IT HAS RETURNED!! (In spite of everything, I might add. *wink*) Yes, my friends, at long last this is the official announcement of the 7th Annual Buster Keaton Blogathon!

This image has an empty alt attribute; its file name is busterthon-7-3.png

When: Monday, March 22 and Tuesday, March 23, 2021.

Where: Right here on Silent-ology!

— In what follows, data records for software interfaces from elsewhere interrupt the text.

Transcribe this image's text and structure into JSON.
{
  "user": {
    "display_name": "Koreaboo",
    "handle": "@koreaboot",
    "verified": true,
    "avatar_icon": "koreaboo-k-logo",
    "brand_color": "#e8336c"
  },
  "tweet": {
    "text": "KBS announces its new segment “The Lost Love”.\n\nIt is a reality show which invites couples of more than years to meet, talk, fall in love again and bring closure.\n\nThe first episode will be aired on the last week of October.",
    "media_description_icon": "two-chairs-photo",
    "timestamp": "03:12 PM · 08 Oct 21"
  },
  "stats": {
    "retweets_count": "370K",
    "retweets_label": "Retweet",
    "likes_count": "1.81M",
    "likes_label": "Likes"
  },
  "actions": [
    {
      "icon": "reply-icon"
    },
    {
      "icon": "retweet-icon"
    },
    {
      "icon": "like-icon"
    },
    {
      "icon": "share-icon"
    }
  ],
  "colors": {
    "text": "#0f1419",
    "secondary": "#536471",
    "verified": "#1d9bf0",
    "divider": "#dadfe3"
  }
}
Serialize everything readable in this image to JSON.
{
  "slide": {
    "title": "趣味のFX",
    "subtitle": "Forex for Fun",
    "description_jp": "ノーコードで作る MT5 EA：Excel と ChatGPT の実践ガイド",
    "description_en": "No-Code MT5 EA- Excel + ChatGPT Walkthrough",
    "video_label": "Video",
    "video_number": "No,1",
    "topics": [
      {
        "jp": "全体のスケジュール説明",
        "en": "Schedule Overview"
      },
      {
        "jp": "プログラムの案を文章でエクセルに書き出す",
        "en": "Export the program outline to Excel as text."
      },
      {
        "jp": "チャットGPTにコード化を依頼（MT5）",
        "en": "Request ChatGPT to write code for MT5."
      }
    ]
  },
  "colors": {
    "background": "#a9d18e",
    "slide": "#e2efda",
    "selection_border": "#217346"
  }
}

How: To join in, please leave me a comment on this post and let me know which Buster film or Buster-related topic you want to cover! (Or feel free to send me a message). Please help spread the word about the event by adding one of my vintage poster-inspired banners to your blog (aren’t those illustrations fun?). During the blogathon itself, when you publish your post leave me a comment with the post’s link (or again, you can send me a message). Please mention my blog and the name of the event too (such as “This post is part of Seventh Annual Buster Keaton Blogathon hosted by Silent-ology.”) Post whenever you have time during March 22nd and 23rd, no pressure at all! If you post before the 22nd that’s fine too, just give me a head’s up. (Keep in mind Silent-ology will make all the links to the posts “live” only on the blogathon dates, even if you send it way in advance.)

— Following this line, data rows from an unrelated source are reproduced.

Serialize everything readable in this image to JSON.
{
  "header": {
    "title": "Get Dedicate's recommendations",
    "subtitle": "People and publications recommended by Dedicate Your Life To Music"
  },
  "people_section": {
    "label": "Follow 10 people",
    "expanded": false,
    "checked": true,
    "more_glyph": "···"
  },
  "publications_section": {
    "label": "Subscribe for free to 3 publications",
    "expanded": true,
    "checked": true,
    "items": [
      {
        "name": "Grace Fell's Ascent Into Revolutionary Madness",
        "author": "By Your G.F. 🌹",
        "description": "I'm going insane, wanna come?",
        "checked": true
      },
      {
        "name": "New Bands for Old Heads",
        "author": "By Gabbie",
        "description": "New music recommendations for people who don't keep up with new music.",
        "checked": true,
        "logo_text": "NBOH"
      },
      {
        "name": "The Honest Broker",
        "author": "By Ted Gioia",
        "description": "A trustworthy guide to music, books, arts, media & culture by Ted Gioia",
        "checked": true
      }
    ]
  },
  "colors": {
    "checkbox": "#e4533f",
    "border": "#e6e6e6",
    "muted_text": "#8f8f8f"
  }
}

What to write about: Anything and everything related to our talented Buster Keaton’s busy life and career! (Check out his filmography for some ideas.) Articles about his crew and the many wonderful actors who appeared in his films are welcome, too. Don’t be afraid to get creative–in the past people joined in with fan art and even a comic book, so the sky’s the limit! Also: Duplicates are 100% allowed! Everyone has a different perspective, so 2-3 posts on the same film are welcome.

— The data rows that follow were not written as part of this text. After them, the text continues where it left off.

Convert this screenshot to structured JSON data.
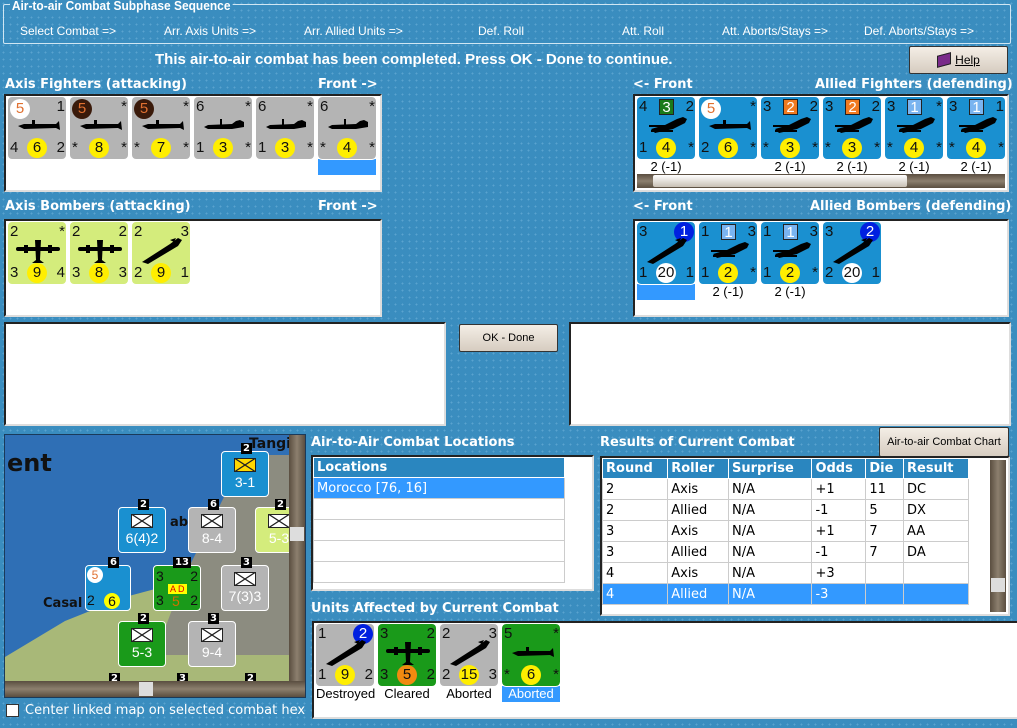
{
  "sequence": {
    "title": "Air-to-air Combat Subphase Sequence",
    "steps": [
      "Select Combat =>",
      "Arr. Axis Units =>",
      "Arr. Allied Units =>",
      "Def. Roll",
      "Att. Roll",
      "Att. Aborts/Stays =>",
      "Def. Aborts/Stays =>"
    ]
  },
  "message": "This air-to-air combat has been completed.  Press OK - Done to continue.",
  "help_label": "Help",
  "axis_fighters": {
    "title": "Axis Fighters (attacking)",
    "front": "Front ->",
    "units": [
      {
        "tl": "5",
        "tl_style": "white",
        "tr": "1",
        "bl": "4",
        "c": "6",
        "br": "2",
        "bg": "#b4b4b4",
        "plane": "fighter2"
      },
      {
        "tl": "5",
        "tl_style": "dark",
        "tr": "*",
        "bl": "*",
        "c": "8",
        "br": "*",
        "bg": "#b4b4b4",
        "plane": "fighter2"
      },
      {
        "tl": "5",
        "tl_style": "dark",
        "tr": "*",
        "bl": "*",
        "c": "7",
        "br": "*",
        "bg": "#b4b4b4",
        "plane": "fighter2"
      },
      {
        "tl": "6",
        "tr": "*",
        "bl": "1",
        "c": "3",
        "br": "*",
        "bg": "#b4b4b4",
        "plane": "fighter"
      },
      {
        "tl": "6",
        "tr": "*",
        "bl": "1",
        "c": "3",
        "br": "*",
        "bg": "#b4b4b4",
        "plane": "fighter"
      },
      {
        "tl": "6",
        "tr": "*",
        "bl": "*",
        "c": "4",
        "br": "*",
        "bg": "#b4b4b4",
        "plane": "fighter",
        "selected": true
      }
    ]
  },
  "allied_fighters": {
    "title": "Allied Fighters (defending)",
    "front": "<- Front",
    "units": [
      {
        "tl": "4",
        "badge": "3",
        "badge_color": "#1a7a1a",
        "tr": "2",
        "bl": "1",
        "c": "4",
        "br": "*",
        "bg": "#1a90d0",
        "plane": "biplane",
        "label": "2 (-1)"
      },
      {
        "tl": "5",
        "tl_style": "white",
        "tr": "*",
        "bl": "2",
        "c": "6",
        "br": "*",
        "bg": "#1a90d0",
        "plane": "fighter2",
        "label": ""
      },
      {
        "tl": "3",
        "badge": "2",
        "badge_color": "#f07a20",
        "tr": "2",
        "bl": "*",
        "c": "3",
        "br": "*",
        "bg": "#1a90d0",
        "plane": "biplane",
        "label": "2 (-1)"
      },
      {
        "tl": "3",
        "badge": "2",
        "badge_color": "#f07a20",
        "tr": "2",
        "bl": "*",
        "c": "3",
        "br": "*",
        "bg": "#1a90d0",
        "plane": "biplane",
        "label": "2 (-1)"
      },
      {
        "tl": "3",
        "badge": "1",
        "badge_color": "#7ab4f0",
        "tr": "*",
        "bl": "*",
        "c": "4",
        "br": "*",
        "bg": "#1a90d0",
        "plane": "biplane",
        "label": "2 (-1)"
      },
      {
        "tl": "3",
        "badge": "1",
        "badge_color": "#7ab4f0",
        "tr": "1",
        "bl": "*",
        "c": "4",
        "br": "*",
        "bg": "#1a90d0",
        "plane": "biplane",
        "label": "2 (-1)"
      }
    ]
  },
  "axis_bombers": {
    "title": "Axis Bombers (attacking)",
    "front": "Front ->",
    "units": [
      {
        "tl": "2",
        "tr": "*",
        "bl": "3",
        "c": "9",
        "br": "4",
        "bg": "#d4ec7c",
        "plane": "bomber"
      },
      {
        "tl": "2",
        "tr": "2",
        "bl": "3",
        "c": "8",
        "br": "3",
        "bg": "#d4ec7c",
        "plane": "bomber"
      },
      {
        "tl": "2",
        "tr": "3",
        "bl": "2",
        "c": "9",
        "br": "1",
        "bg": "#d4ec7c",
        "plane": "dive"
      }
    ]
  },
  "allied_bombers": {
    "title": "Allied Bombers (defending)",
    "front": "<- Front",
    "units": [
      {
        "tl": "3",
        "corner": "1",
        "bl": "1",
        "c": "20",
        "c_style": "white",
        "br": "1",
        "bg": "#1a90d0",
        "plane": "dive",
        "selected": true,
        "label": ""
      },
      {
        "tl": "1",
        "badge": "1",
        "badge_color": "#7ab4f0",
        "tr": "3",
        "bl": "1",
        "c": "2",
        "br": "*",
        "bg": "#1a90d0",
        "plane": "biplane",
        "label": "2 (-1)"
      },
      {
        "tl": "1",
        "badge": "1",
        "badge_color": "#7ab4f0",
        "tr": "3",
        "bl": "1",
        "c": "2",
        "br": "*",
        "bg": "#1a90d0",
        "plane": "biplane",
        "label": "2 (-1)"
      },
      {
        "tl": "3",
        "corner": "2",
        "bl": "2",
        "c": "20",
        "c_style": "white",
        "br": "1",
        "bg": "#1a90d0",
        "plane": "dive",
        "label": ""
      }
    ]
  },
  "ok_label": "OK - Done",
  "locations": {
    "title": "Air-to-Air Combat Locations",
    "header": "Locations",
    "rows": [
      "Morocco [76, 16]"
    ]
  },
  "results": {
    "title": "Results of Current Combat",
    "chart_button": "Air-to-air Combat Chart",
    "columns": [
      "Round",
      "Roller",
      "Surprise",
      "Odds",
      "Die",
      "Result"
    ],
    "rows": [
      [
        "2",
        "Axis",
        "N/A",
        "+1",
        "11",
        "DC"
      ],
      [
        "2",
        "Allied",
        "N/A",
        "-1",
        "5",
        "DX"
      ],
      [
        "3",
        "Axis",
        "N/A",
        "+1",
        "7",
        "AA"
      ],
      [
        "3",
        "Allied",
        "N/A",
        "-1",
        "7",
        "DA"
      ],
      [
        "4",
        "Axis",
        "N/A",
        "+3",
        "",
        ""
      ],
      [
        "4",
        "Allied",
        "N/A",
        "-3",
        "",
        ""
      ]
    ]
  },
  "affected": {
    "title": "Units Affected by Current Combat",
    "units": [
      {
        "tl": "1",
        "corner": "2",
        "bl": "1",
        "c": "9",
        "br": "2",
        "bg": "#b4b4b4",
        "plane": "dive",
        "label": "Destroyed"
      },
      {
        "tl": "3",
        "tr": "2",
        "bl": "3",
        "c": "5",
        "c_style": "orange",
        "br": "2",
        "bg": "#1a9a1a",
        "plane": "bomber",
        "label": "Cleared"
      },
      {
        "tl": "2",
        "tr": "3",
        "bl": "2",
        "c": "15",
        "br": "3",
        "bg": "#b4b4b4",
        "plane": "dive",
        "label": "Aborted"
      },
      {
        "tl": "5",
        "tr": "*",
        "bl": "*",
        "c": "6",
        "br": "*",
        "bg": "#1a9a1a",
        "plane": "fighter2",
        "label": "Aborted",
        "selected": true
      }
    ]
  },
  "map": {
    "title_fragment": "ent",
    "places": [
      "Tangi",
      "Casal",
      "ab"
    ],
    "counters": [
      {
        "text": "3-1",
        "top": "2"
      },
      {
        "text": "6(4)2",
        "top": "2"
      },
      {
        "text": "8-4",
        "top": "6"
      },
      {
        "text": "5-3",
        "top": "2"
      },
      {
        "text": "7(3)3",
        "top": "3"
      },
      {
        "text": "5-3",
        "top": "2"
      },
      {
        "text": "9-4",
        "top": "3"
      }
    ],
    "air_stack": {
      "tl": "3",
      "tr": "2",
      "bl": "3",
      "br": "2",
      "c": "5",
      "flag": "A D",
      "top": "13"
    },
    "air_unit": {
      "tl": "5",
      "bl": "2",
      "c": "6",
      "top": "6"
    },
    "edge_nums": [
      "2",
      "3",
      "2"
    ]
  },
  "center_checkbox": "Center linked map on selected combat hex"
}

I will be hosting a drawing for all blogathon participants, to be held on March 24th as a “thank you” to everyone who joined in. The prize will be announced closer to the blogathon dates (but you can guess that it’s likely a great Buster book or DVD!).

As always: Make Buster proud! There’s a lot of dubious information out there about his life and career, so let’s try and steer clear of those myths and rumors. Our goal is to make Buster smile, folks. (And I highly recommend checking out the Buster Mythbusting page on the Damfinos’ site!)

For ideas and inspiration, here’s the links to the FirstSecond, Third, Fourth, Fifth and Sixth Buster Blogathons. Man, we’re creating a virtual Buster library of our very own!

Banners:

The Roster:

Silent-ology | Buster’s childhood summers In Muskegon, Michigan

The Thoughts of One Truly Loved | Free and Easy (1930)

Big V Riot Squad | Buster’s silent short comedies

Cinematica | Steamboat Bill Jr. (1928)

Once Upon A Screen | The High Sign (1919) and Hard Luck (1921)

Taking Up Room | The General (1927)

Critica Retro | TV episode “The Awakening” (1954)

Whimsically Classic | The General (1927)

Century Film Project | The Goat (1921)

MovieMovieBlogBlogII | Cops (1922)

Acting Funny | Article on American vaudeville in young Buster’s time